*Exercise prompt:*
Check every line below for the word "date" and copy the ones that have it.

BEGIN Exercise material

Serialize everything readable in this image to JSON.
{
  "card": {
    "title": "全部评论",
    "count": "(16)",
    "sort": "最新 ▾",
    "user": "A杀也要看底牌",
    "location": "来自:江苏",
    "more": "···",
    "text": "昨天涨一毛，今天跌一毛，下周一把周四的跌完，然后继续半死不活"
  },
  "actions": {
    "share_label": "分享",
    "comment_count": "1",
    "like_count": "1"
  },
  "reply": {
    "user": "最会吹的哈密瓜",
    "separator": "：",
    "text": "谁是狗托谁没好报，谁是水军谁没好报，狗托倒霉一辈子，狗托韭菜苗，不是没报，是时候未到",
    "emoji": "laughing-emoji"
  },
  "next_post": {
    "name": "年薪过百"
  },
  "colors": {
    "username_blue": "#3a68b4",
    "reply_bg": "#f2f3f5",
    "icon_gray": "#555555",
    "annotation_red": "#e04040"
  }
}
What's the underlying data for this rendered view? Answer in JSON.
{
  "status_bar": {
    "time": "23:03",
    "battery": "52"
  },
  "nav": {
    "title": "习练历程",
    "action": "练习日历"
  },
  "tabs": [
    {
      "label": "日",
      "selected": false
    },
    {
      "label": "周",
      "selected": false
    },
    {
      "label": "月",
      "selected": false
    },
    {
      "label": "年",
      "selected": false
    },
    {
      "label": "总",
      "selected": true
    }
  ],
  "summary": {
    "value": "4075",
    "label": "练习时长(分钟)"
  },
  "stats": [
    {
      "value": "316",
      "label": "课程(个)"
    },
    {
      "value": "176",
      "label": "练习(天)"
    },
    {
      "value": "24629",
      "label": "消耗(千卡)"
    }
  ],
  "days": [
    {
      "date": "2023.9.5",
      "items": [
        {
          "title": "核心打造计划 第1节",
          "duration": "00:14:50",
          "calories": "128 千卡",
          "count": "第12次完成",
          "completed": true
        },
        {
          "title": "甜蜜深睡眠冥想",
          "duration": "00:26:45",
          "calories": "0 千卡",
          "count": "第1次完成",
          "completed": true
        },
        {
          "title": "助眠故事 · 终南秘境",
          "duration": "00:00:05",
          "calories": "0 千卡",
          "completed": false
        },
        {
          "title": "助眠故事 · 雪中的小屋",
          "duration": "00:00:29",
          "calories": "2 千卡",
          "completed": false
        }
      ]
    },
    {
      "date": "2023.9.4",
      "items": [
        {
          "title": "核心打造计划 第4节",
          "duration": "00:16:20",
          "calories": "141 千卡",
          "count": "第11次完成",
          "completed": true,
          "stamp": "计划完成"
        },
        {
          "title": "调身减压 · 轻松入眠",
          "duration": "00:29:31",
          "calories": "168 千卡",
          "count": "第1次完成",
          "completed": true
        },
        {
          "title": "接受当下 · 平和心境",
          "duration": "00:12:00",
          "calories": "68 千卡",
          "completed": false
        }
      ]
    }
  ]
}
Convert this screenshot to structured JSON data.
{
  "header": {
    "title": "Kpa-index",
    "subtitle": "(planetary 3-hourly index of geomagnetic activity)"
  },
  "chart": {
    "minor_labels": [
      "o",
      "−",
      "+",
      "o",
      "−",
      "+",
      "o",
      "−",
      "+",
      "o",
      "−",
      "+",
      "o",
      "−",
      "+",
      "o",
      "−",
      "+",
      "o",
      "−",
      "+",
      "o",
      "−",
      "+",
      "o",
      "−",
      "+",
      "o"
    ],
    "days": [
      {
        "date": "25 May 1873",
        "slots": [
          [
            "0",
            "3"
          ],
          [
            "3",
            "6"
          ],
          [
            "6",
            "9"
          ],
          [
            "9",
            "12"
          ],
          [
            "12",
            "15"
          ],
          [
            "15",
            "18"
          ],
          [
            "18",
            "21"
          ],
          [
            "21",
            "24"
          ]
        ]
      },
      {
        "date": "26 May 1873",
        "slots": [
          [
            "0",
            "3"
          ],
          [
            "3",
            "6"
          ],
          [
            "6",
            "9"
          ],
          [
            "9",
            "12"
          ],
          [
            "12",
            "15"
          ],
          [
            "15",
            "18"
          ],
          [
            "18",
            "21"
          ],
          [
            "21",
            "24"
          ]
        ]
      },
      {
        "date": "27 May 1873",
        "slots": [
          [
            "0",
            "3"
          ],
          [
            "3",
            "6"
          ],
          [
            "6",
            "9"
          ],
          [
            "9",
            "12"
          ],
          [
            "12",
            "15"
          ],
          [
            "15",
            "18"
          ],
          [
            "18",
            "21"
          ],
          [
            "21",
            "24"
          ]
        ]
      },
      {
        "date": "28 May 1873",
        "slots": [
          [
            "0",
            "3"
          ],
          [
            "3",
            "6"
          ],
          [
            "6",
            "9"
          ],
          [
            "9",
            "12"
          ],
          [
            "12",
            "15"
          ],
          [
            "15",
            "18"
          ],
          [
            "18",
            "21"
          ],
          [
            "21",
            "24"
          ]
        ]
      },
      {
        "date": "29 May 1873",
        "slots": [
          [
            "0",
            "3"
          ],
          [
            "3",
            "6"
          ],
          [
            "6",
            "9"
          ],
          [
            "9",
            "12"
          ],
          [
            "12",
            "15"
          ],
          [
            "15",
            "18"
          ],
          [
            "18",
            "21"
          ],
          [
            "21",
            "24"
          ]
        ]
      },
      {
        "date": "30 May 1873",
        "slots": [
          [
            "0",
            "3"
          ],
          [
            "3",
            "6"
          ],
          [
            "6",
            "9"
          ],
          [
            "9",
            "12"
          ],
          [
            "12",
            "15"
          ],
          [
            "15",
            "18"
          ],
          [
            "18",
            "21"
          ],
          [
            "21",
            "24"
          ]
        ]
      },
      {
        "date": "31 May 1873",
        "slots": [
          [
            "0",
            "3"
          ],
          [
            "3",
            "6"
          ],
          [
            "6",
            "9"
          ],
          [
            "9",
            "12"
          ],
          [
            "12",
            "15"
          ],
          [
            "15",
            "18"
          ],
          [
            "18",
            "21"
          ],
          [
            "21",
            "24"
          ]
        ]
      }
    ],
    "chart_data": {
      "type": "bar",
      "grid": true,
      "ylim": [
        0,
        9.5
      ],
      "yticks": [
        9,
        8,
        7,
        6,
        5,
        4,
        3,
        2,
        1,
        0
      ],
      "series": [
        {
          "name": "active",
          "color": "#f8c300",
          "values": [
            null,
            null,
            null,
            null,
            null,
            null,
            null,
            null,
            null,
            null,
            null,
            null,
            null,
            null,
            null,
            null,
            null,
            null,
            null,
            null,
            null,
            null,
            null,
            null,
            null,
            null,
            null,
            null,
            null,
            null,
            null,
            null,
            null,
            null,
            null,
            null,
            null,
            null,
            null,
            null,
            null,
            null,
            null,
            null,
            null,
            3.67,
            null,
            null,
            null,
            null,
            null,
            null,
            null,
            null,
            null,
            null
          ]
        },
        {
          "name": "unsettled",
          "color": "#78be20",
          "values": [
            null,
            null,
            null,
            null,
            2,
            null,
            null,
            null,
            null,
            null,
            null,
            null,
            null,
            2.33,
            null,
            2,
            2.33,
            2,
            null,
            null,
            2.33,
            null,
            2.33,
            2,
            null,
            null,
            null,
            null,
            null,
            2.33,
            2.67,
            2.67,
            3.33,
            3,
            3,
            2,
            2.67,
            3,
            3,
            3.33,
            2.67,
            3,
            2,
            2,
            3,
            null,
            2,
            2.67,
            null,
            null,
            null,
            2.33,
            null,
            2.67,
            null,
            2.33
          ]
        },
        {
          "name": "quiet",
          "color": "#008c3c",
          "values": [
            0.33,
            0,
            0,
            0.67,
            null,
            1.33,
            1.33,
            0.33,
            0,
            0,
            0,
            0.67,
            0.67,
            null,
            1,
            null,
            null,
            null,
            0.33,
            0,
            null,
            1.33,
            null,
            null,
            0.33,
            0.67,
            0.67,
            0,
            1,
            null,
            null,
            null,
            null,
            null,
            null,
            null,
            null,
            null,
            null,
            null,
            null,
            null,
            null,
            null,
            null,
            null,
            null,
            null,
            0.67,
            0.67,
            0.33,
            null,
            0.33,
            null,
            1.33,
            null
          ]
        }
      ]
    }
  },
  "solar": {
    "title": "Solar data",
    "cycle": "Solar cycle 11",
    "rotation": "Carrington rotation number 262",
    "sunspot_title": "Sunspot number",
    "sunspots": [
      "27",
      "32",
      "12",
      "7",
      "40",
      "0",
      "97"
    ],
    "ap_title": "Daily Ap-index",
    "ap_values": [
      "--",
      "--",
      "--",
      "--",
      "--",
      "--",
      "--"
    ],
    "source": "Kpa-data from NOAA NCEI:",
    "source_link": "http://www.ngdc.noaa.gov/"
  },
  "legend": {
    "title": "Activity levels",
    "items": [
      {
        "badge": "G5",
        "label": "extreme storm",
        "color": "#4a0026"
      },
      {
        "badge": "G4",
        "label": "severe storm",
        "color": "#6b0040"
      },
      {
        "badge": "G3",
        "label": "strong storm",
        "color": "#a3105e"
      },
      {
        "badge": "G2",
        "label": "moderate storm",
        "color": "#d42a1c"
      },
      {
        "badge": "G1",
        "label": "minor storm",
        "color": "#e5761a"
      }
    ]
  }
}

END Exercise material

*Result of this exercise:*
      "date": "2023.9.5",
      "date": "2023.9.4",
        "date": "25 May 1873",
        "date": "26 May 1873",
        "date": "27 May 1873",
        "date": "28 May 1873",
        "date": "29 May 1873",
        "date": "30 May 1873",
        "date": "31 May 1873",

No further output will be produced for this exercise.